Children in the early years and pupils in key stage 1 have daily phonics lessons that help them to recognise the sounds that letters make. Staff support pupils who find reading difficult through extra phonics lessons. As pupils move through the school, they build fluency in reading.

However, a few do not because there are some inconsistencies in the choice of books that pupils take home to practise their reading skills. Leaders are aware of this and have improvements in hand.

Pupils behave well in this school.

Both staff and parents are rightly proud of the pupils' behaviour. Leaders have highly effective rules and routines that help pupils know what is expected of them. Pupils have very positive relationships with one another and with adults.

If pupils misbehave, there are clear systems in place to help them to improve. Pupils reflect thoughtfully on their own beliefs and are respectful of the beliefs of others.

School leaders widen pupils' horizons through activities beyond the curriculum.

These include music tuition, sports specialists and themed days. Pupils develop an understanding of social and cultural issues through assemblies and lessons. Teachers encourage pupils to think carefully and compassionately about global issues that impact on their lives.

This has led to pupils fundraising and championing ecological initiatives within the school.

The identification and support for pupils with SEND is strong. School leaders have trained staff in areas such as emotional literacy, to make sure that pupils with SEND are supported both in class and when at play.

Teachers adapt lessons to support the needs of pupils. As a result, pupils with SEND can learn the same curriculum as their classmates.

Staff enjoy working at the school and feel valued.

They say that leaders help them to manage their workload. Governors have a clear understanding of what the school needs to do to improve. They make regular visits to the school to meet with leaders to make sure the plans for improvement are being followed through.

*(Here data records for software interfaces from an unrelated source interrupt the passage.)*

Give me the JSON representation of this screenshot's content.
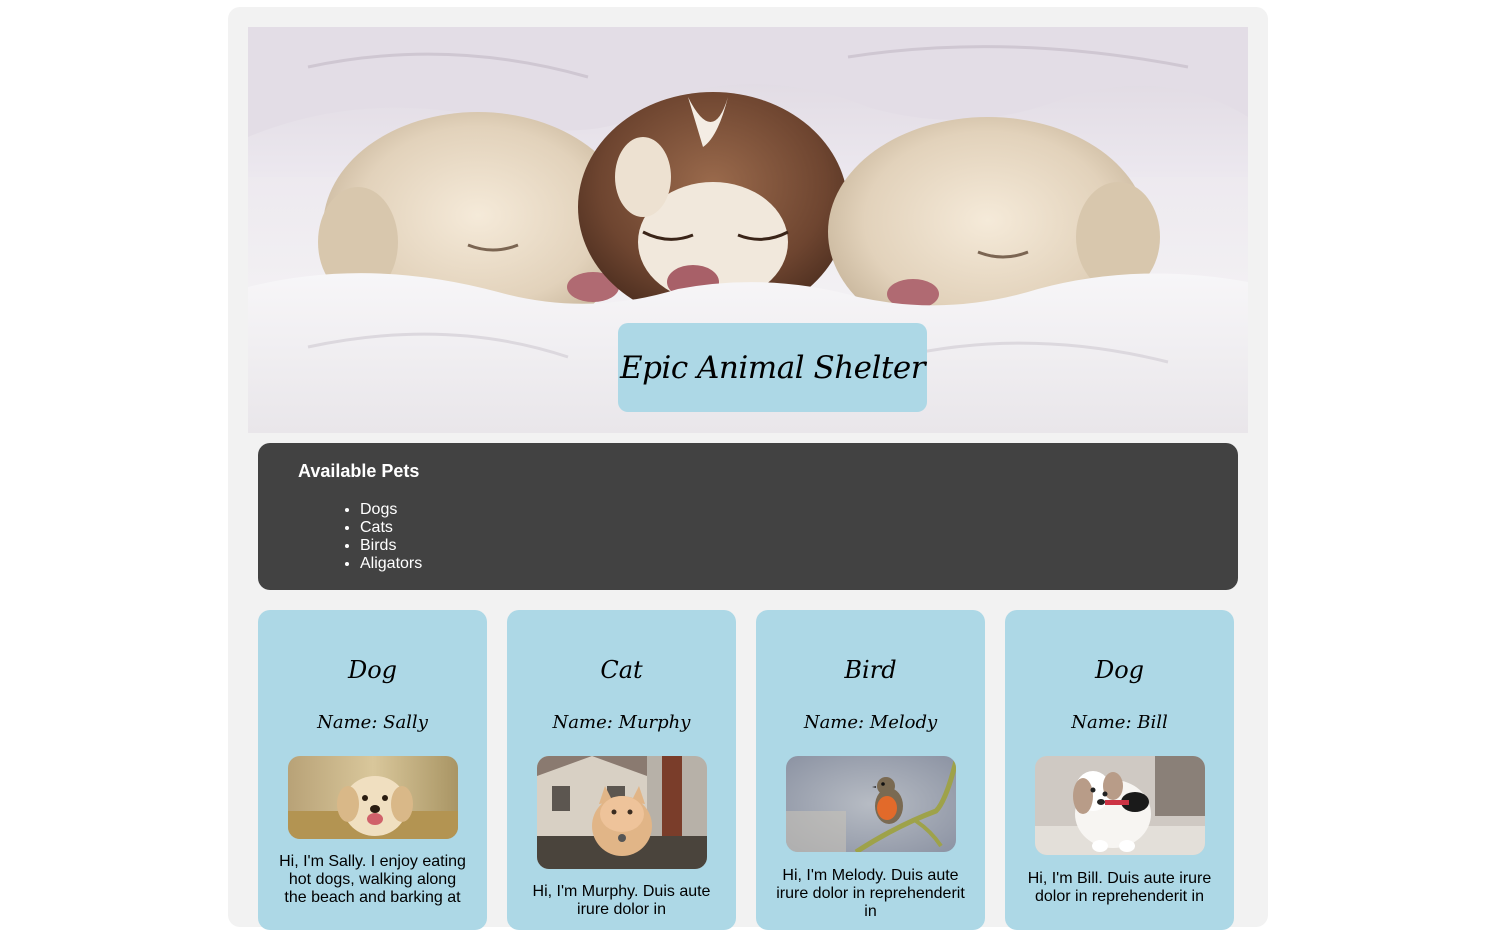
{
  "site": {
    "title": "Epic Animal Shelter"
  },
  "nav": {
    "heading": "Available Pets",
    "items": [
      "Dogs",
      "Cats",
      "Birds",
      "Aligators"
    ]
  },
  "cards": [
    {
      "species": "Dog",
      "name": "Name: Sally",
      "bio": "Hi, I'm Sally. I enjoy eating hot dogs, walking along the beach and barking at",
      "photo_icon": "golden-retriever-puppy-photo"
    },
    {
      "species": "Cat",
      "name": "Name: Murphy",
      "bio": "Hi, I'm Murphy. Duis aute irure dolor in",
      "photo_icon": "orange-cat-photo"
    },
    {
      "species": "Bird",
      "name": "Name: Melody",
      "bio": "Hi, I'm Melody. Duis aute irure dolor in reprehenderit in",
      "photo_icon": "robin-bird-photo"
    },
    {
      "species": "Dog",
      "name": "Name: Bill",
      "bio": "Hi, I'm Bill. Duis aute irure dolor in reprehenderit in",
      "photo_icon": "white-puppy-photo"
    }
  ],
  "colors": {
    "card_bg": "#add8e6",
    "nav_bg": "#424242",
    "page_bg": "#f2f2f2"
  }
}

The arrangements for safeguarding are effective.

School leaders create a culture where pupils feel safe. Leaders make sure that staff receive training that helps them to identify pupils who need help.

Staff act on concerns quickly to help pupils to stay safe. School staff help pupils and families who need support at difficult times. The school has well-established links with outside agencies and, when needed, readily seeks their support.

Governors check that policies and procedures are up to date. Pupils learn about different risks and how to manage them. This includes an age-appropriate understanding of keeping safe when online.

What does the school need to do to improve?

(Information for the school and appropriate authority)

• Teachers' checks on what pupils know and remember are not yet fully matched to the sequence of learning planned in some subjects. As such, teachers are not necessarily clear whether pupils are making the small gains in learning they need to reach end points at the end of a topic or series of lessons. Leaders should continue to refine the use of assessment across the foundation subjects, enabling teachers to make accurate assessments of pupils' progress.

• The books that pupils take home to read are not always chosen carefully enough to help pupils rehearse the reading skills they have been taught in lessons. Leaders should continue with plans to introduce a new phonics programme with phonetically decodable texts and ensure that pupils are better guided when selecting books from the school library.


When we have judged a school to be good, we will then normally go into the school about once every four years to confirm that the school remains good.

This is called a section 8 inspection of a good or outstanding school, because it is carried out under section 8 of the Education Act 2005. We do not give graded judgements on a section 8 inspection. However, if we find evidence that a school would now receive a higher or lower grade, then the next inspection will be a section 5 inspection.

Usually this is within one to two years of the date of the section 8 inspection. If we have serious concerns about safeguarding, behaviour or the quality of education, we will deem the section 8 inspection as a section 5 inspection immediately.

This is the second section 8 inspection since we judged the school to be good in June 2013.

  Compare to
nearby schools